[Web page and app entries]

^^^^^^^^

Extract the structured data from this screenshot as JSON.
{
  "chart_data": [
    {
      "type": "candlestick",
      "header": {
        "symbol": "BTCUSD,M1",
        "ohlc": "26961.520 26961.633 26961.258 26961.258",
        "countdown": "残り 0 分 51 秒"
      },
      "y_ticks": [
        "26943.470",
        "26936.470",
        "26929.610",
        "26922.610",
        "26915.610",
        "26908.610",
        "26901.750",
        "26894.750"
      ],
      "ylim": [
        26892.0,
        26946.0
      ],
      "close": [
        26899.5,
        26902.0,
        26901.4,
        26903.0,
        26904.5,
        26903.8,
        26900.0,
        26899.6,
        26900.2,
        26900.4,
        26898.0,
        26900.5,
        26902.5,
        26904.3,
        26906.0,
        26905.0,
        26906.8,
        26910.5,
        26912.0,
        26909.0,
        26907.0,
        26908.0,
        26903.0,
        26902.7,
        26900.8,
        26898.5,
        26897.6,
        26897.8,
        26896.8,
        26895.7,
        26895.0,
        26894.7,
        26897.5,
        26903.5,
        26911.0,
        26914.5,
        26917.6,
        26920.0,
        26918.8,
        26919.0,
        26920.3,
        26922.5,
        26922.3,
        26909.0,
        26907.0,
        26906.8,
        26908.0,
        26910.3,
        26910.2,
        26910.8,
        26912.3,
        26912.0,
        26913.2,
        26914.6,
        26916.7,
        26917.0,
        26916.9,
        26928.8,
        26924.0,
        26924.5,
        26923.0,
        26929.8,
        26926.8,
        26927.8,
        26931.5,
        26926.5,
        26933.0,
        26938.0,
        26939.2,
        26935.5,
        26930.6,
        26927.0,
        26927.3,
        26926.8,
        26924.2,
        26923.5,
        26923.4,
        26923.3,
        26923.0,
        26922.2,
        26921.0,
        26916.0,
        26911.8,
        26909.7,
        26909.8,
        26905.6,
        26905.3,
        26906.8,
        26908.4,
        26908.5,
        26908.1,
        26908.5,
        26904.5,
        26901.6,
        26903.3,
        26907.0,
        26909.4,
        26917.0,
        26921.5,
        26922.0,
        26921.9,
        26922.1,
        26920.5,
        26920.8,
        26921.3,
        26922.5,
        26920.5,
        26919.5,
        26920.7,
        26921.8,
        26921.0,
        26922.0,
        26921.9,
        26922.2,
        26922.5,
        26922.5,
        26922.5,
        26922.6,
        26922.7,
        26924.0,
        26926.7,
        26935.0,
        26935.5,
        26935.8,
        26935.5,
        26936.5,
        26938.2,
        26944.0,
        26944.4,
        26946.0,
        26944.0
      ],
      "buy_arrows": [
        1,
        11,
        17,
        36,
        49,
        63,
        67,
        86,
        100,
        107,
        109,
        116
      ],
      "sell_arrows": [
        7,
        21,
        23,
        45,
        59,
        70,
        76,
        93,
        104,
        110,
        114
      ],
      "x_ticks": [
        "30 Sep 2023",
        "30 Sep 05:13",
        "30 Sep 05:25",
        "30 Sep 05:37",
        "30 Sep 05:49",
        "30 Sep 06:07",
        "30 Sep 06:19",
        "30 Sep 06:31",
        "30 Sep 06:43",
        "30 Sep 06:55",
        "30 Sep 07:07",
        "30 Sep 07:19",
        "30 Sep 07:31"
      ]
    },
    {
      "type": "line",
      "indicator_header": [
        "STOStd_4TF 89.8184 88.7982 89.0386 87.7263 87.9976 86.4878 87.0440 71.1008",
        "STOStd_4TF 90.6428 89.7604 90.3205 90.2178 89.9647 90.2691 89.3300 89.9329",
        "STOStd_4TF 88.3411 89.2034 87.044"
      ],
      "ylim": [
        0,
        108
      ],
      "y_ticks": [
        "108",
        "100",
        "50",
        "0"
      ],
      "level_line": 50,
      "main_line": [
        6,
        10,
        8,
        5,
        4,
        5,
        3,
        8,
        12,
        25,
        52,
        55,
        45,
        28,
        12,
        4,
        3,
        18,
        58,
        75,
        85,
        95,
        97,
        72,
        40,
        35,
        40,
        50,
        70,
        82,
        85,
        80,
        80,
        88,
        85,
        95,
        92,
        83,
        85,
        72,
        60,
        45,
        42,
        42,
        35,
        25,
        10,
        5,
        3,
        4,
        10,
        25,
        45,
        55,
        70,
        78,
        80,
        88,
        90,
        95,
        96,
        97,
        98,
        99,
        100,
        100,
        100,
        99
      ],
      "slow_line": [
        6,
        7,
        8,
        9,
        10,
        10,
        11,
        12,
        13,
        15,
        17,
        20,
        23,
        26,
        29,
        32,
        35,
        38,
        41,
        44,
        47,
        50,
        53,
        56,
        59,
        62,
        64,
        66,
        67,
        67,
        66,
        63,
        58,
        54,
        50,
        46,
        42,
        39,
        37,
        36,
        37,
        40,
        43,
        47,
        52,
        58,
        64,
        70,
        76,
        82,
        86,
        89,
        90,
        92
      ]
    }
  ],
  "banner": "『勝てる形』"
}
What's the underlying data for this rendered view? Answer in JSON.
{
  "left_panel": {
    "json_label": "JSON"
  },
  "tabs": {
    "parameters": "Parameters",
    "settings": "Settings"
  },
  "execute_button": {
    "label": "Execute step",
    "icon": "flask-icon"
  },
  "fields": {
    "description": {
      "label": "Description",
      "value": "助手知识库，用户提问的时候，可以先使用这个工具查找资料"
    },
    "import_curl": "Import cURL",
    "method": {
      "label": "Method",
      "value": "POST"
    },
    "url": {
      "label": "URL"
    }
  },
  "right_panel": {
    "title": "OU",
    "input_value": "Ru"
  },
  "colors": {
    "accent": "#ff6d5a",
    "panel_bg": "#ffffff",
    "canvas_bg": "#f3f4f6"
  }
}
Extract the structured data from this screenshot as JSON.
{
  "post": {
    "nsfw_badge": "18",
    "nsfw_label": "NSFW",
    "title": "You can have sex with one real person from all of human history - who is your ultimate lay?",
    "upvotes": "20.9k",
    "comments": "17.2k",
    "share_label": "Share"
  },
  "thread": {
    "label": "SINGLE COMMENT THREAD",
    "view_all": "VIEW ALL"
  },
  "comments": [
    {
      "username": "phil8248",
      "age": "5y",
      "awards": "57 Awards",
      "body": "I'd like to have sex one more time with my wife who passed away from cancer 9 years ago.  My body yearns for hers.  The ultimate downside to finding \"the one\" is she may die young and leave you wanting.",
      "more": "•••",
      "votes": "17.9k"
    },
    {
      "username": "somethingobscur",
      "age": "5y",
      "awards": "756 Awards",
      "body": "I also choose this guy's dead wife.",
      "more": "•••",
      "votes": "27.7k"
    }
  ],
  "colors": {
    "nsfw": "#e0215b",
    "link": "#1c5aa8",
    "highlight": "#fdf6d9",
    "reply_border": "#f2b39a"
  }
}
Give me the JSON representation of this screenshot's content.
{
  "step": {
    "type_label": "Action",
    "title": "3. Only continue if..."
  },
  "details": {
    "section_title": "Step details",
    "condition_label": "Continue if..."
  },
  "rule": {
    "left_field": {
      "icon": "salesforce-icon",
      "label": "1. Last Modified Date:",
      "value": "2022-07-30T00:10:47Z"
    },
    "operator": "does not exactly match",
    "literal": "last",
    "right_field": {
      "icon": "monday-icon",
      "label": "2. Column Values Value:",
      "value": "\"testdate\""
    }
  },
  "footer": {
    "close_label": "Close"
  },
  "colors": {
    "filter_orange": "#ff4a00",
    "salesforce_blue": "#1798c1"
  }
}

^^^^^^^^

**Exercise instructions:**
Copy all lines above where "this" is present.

**Answer space:**
Extract the structured data from this screenshot as JSON.
What's the underlying data for this rendered view? Answer in JSON.
Extract the structured data from this screenshot as JSON.
      "body": "I also choose this guy's dead wife.",
Give me the JSON representation of this screenshot's content.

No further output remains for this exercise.